(Data excerpts)
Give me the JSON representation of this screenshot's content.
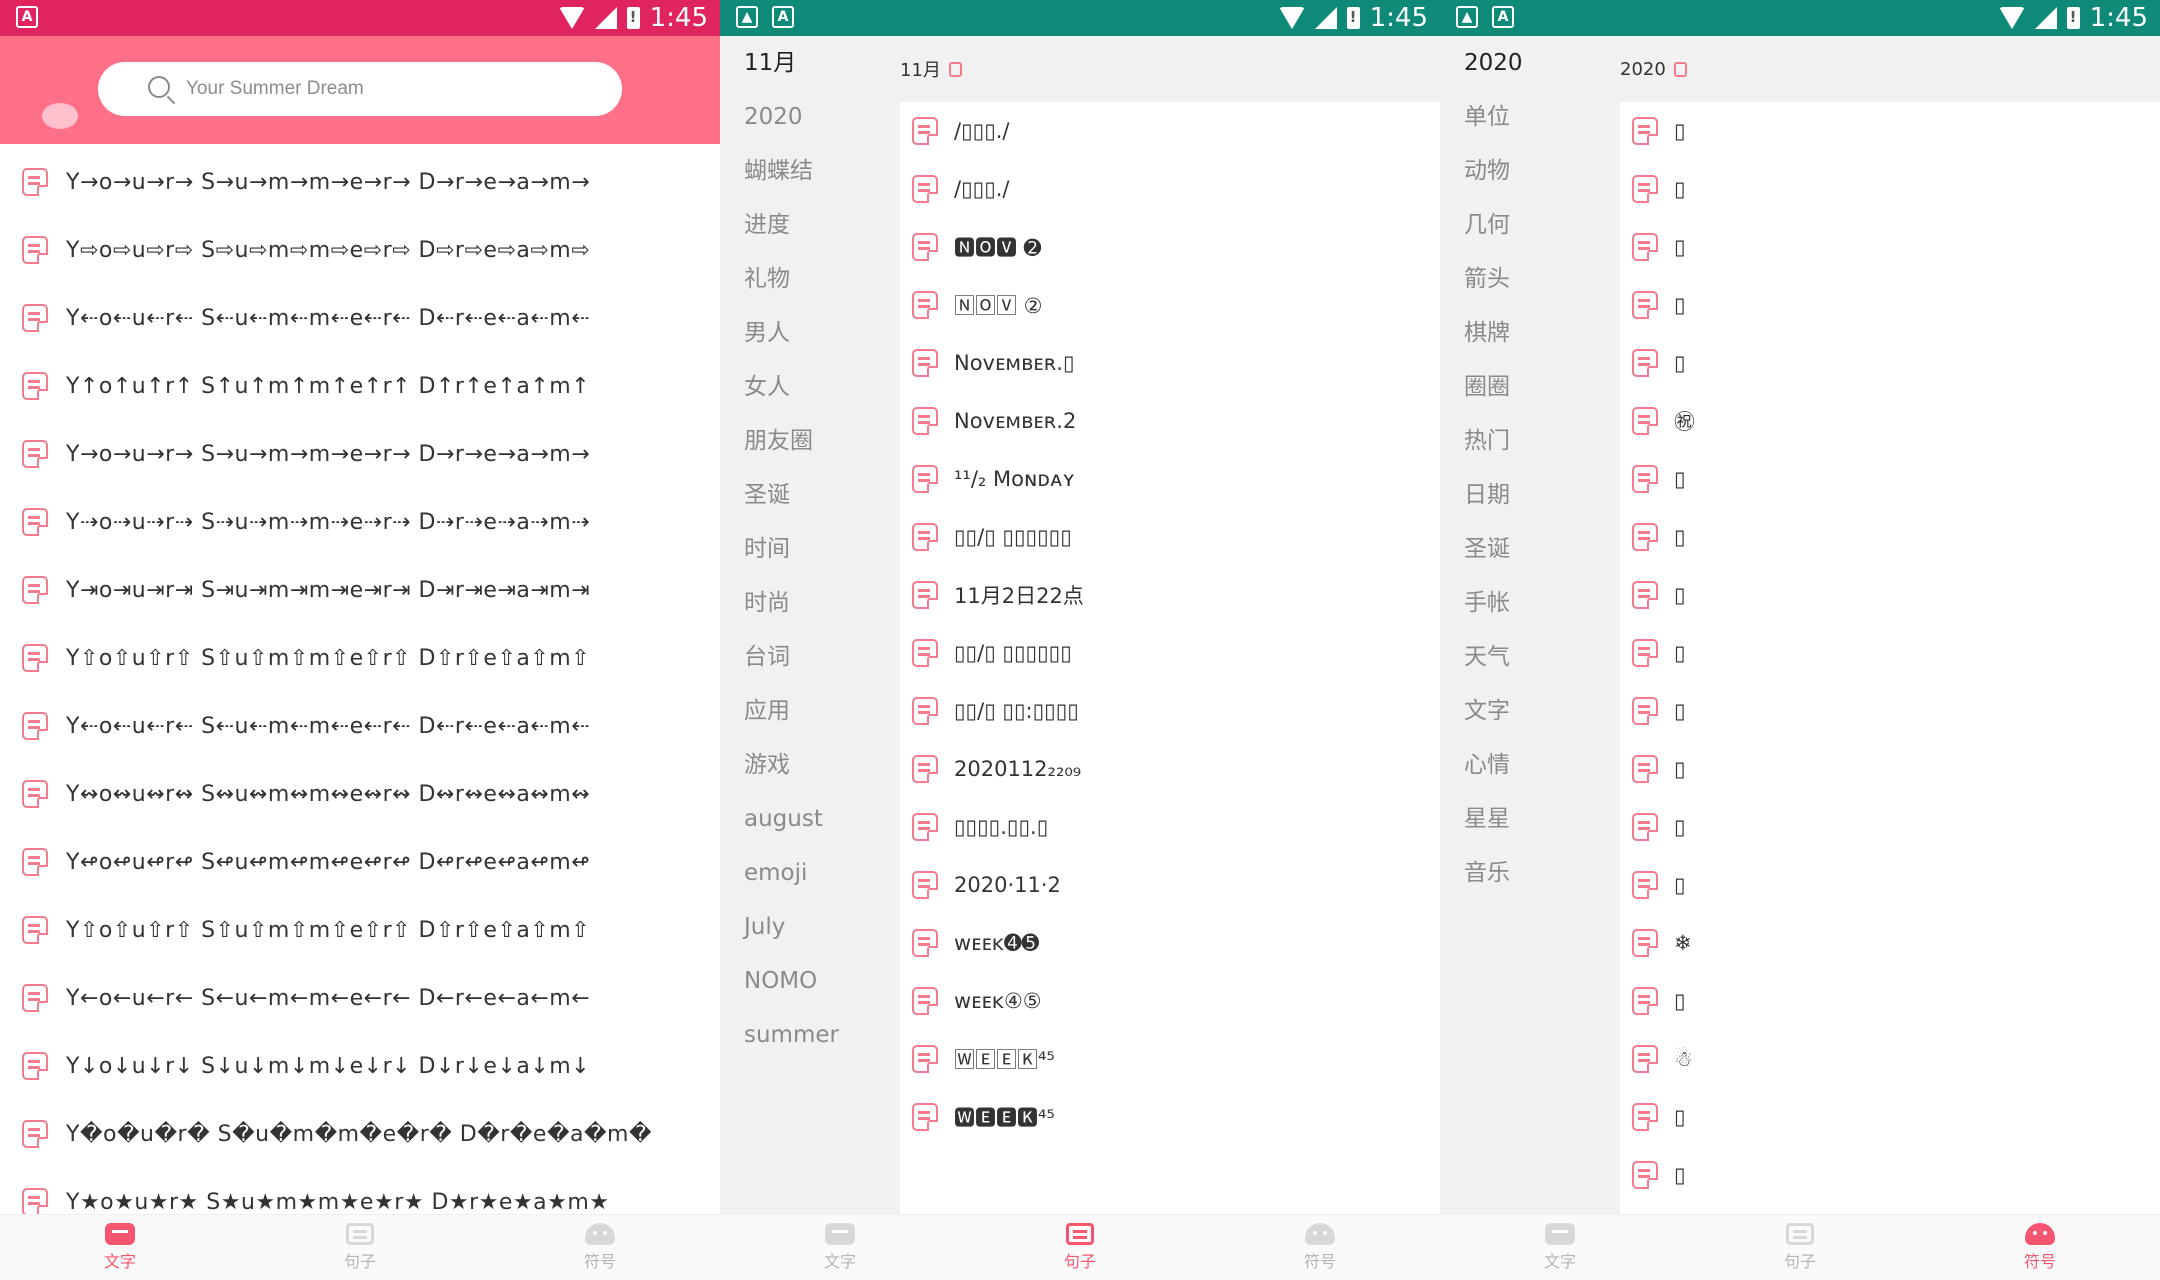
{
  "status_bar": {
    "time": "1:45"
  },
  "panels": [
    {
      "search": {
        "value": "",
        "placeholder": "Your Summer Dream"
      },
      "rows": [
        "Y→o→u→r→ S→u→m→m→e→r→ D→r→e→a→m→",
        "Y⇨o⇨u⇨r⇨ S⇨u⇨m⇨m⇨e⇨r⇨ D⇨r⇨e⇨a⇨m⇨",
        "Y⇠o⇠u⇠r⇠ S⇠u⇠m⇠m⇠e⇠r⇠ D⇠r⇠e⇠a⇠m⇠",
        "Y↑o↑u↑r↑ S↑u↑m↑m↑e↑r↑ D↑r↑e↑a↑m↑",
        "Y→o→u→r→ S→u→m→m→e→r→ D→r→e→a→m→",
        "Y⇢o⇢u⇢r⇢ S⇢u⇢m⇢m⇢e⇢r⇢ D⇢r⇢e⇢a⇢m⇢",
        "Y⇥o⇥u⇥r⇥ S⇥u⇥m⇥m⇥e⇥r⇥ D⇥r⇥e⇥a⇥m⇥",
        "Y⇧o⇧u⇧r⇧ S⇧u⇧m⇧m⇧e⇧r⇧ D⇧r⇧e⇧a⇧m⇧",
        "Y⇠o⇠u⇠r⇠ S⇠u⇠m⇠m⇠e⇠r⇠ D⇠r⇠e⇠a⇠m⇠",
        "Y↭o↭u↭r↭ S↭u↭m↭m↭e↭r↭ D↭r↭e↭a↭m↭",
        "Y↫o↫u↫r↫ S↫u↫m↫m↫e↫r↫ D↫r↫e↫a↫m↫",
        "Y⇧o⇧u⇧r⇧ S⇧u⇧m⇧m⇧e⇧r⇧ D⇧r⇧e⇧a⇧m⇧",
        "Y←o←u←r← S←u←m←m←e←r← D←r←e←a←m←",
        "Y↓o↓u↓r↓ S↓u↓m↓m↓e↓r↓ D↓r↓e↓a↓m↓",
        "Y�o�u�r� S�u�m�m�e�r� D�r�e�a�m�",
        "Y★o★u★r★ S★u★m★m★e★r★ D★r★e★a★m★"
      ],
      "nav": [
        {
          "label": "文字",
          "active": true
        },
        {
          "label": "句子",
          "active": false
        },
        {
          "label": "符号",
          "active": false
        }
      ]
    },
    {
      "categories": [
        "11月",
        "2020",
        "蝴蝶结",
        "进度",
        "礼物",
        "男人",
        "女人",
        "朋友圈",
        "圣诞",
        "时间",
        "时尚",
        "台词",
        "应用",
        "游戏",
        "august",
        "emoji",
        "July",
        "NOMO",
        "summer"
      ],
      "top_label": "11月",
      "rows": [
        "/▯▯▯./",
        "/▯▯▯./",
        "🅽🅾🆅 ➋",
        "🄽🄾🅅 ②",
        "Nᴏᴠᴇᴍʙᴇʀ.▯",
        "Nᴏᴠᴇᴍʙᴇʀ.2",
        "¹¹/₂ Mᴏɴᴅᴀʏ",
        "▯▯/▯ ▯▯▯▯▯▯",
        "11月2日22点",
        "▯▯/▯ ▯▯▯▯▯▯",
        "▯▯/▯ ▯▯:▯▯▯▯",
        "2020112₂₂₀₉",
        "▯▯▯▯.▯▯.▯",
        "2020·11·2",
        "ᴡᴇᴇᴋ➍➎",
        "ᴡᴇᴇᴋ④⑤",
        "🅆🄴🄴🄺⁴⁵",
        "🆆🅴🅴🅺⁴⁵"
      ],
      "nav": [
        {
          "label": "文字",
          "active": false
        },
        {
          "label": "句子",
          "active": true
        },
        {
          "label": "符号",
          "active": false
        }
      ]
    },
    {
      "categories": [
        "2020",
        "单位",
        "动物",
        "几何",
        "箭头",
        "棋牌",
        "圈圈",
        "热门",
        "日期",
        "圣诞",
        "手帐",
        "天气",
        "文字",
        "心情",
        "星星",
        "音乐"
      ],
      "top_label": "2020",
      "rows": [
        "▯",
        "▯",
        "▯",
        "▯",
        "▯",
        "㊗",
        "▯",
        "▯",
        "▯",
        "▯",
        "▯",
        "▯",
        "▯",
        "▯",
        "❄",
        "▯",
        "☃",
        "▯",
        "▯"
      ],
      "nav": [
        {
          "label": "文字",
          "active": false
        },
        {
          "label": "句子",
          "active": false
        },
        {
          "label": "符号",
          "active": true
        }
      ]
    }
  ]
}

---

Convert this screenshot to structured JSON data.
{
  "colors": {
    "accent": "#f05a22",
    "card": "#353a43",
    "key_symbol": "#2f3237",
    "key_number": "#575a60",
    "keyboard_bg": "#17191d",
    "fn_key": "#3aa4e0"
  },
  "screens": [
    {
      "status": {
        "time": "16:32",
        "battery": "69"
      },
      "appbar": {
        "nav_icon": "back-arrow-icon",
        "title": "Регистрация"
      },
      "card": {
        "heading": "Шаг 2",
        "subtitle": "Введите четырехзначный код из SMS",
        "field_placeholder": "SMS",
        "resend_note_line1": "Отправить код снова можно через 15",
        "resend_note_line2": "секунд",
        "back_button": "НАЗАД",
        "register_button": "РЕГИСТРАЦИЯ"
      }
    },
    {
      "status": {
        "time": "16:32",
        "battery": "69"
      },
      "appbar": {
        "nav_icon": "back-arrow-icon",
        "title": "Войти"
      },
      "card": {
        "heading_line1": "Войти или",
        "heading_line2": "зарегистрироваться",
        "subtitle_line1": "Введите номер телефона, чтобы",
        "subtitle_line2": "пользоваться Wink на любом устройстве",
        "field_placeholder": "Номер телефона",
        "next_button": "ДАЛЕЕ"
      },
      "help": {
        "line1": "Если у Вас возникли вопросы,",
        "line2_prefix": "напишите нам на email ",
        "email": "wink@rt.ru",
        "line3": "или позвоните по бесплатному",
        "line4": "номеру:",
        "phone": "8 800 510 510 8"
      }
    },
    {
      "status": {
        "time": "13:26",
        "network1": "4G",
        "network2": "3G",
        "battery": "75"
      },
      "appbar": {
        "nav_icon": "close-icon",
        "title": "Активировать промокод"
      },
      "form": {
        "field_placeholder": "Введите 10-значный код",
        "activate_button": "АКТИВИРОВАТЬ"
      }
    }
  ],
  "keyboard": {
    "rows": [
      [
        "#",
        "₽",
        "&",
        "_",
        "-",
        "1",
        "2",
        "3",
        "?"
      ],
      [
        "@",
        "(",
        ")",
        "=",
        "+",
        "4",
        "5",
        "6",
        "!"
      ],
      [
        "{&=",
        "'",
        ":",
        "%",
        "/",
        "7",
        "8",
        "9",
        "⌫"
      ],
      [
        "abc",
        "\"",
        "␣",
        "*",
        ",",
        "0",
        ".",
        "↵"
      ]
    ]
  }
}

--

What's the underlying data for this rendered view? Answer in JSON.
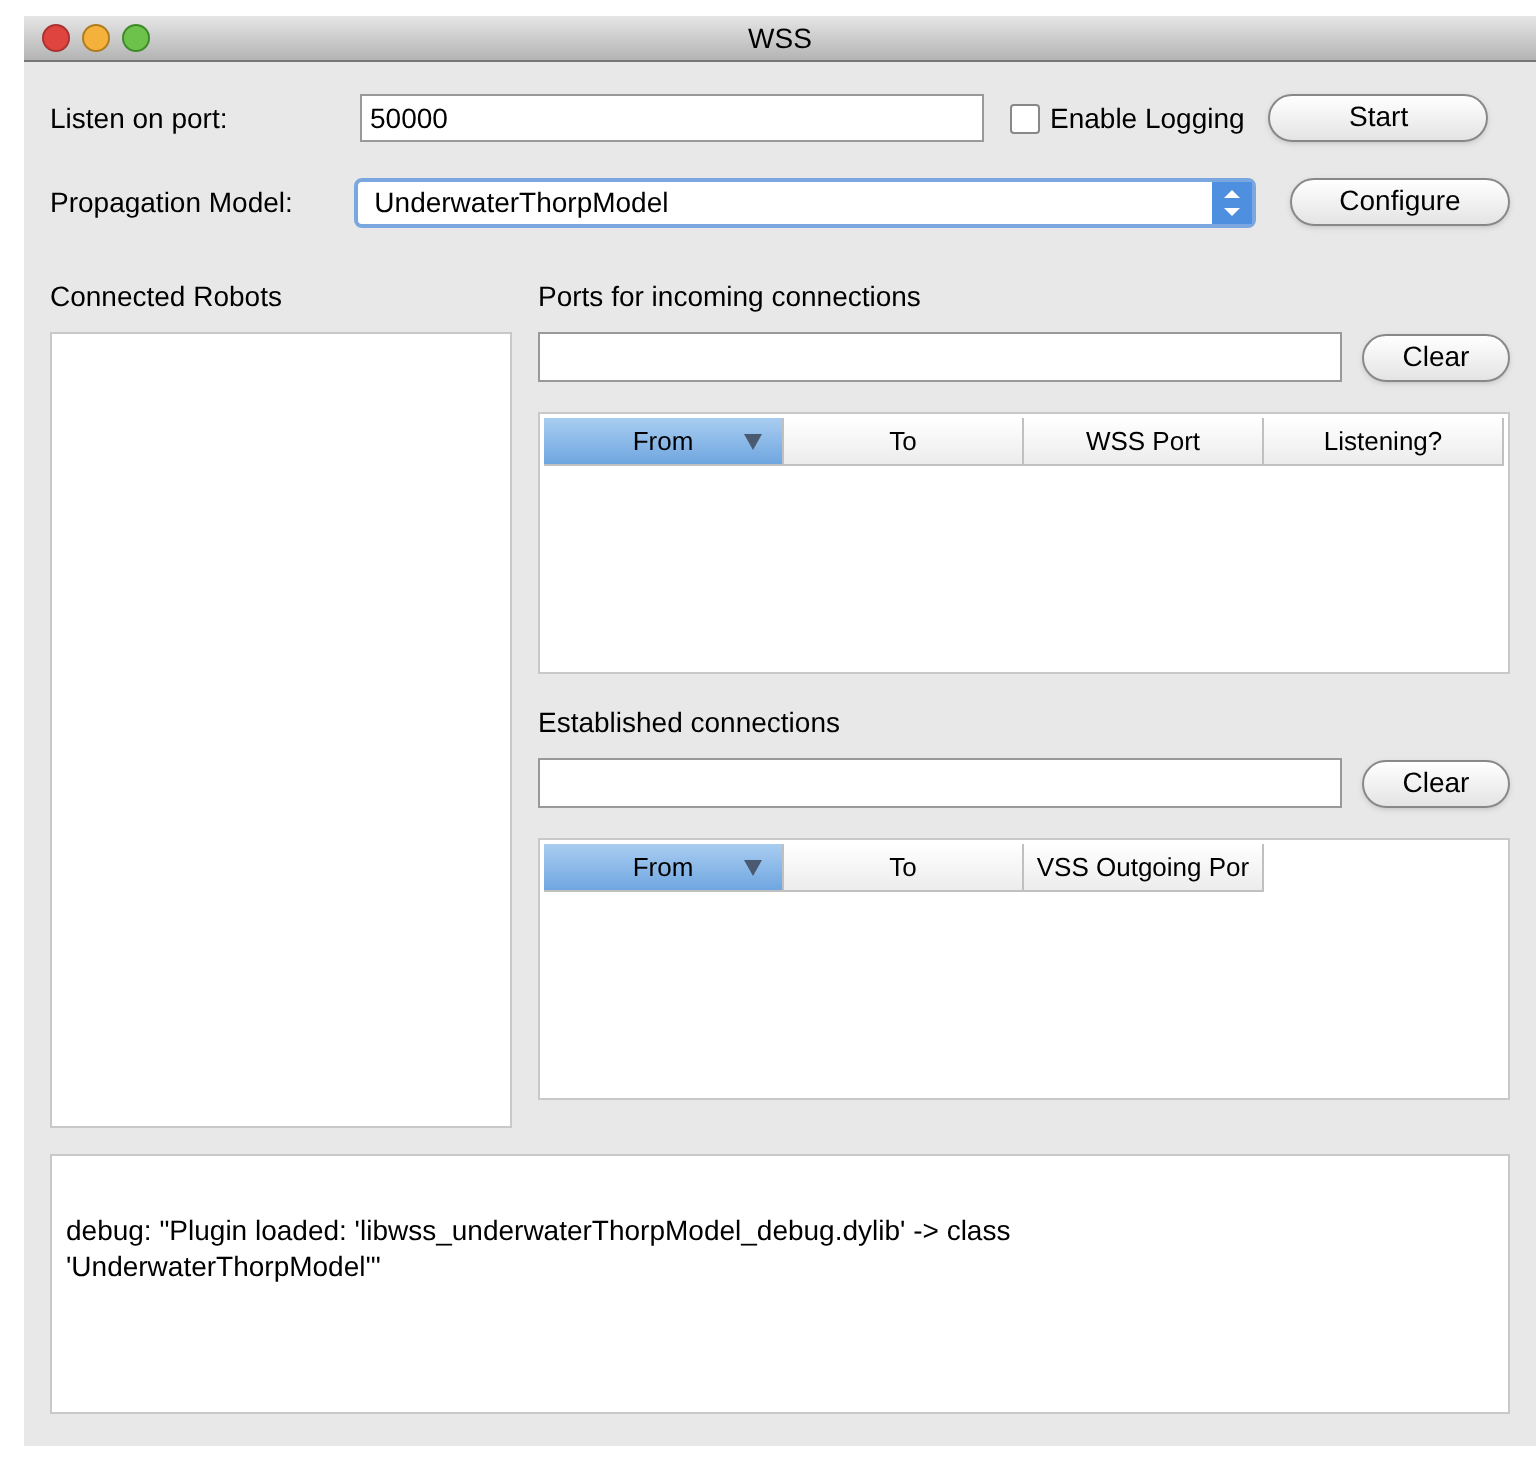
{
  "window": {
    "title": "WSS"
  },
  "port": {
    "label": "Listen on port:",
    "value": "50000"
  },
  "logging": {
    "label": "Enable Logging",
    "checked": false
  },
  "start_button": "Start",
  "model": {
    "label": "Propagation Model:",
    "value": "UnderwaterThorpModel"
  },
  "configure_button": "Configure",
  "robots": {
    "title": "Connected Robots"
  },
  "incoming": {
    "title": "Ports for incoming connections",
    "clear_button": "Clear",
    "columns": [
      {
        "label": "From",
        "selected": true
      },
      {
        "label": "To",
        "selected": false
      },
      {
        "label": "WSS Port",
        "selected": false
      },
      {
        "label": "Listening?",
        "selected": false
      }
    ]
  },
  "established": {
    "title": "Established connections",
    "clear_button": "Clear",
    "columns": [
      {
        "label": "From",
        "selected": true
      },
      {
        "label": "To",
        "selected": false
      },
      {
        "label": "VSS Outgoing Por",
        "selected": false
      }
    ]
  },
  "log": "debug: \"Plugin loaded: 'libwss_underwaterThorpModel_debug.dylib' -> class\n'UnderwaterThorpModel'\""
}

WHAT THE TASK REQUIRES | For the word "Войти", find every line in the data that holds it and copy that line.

YOUR SOLUTION |
        "title": "Войти"
        "heading_line1": "Войти или",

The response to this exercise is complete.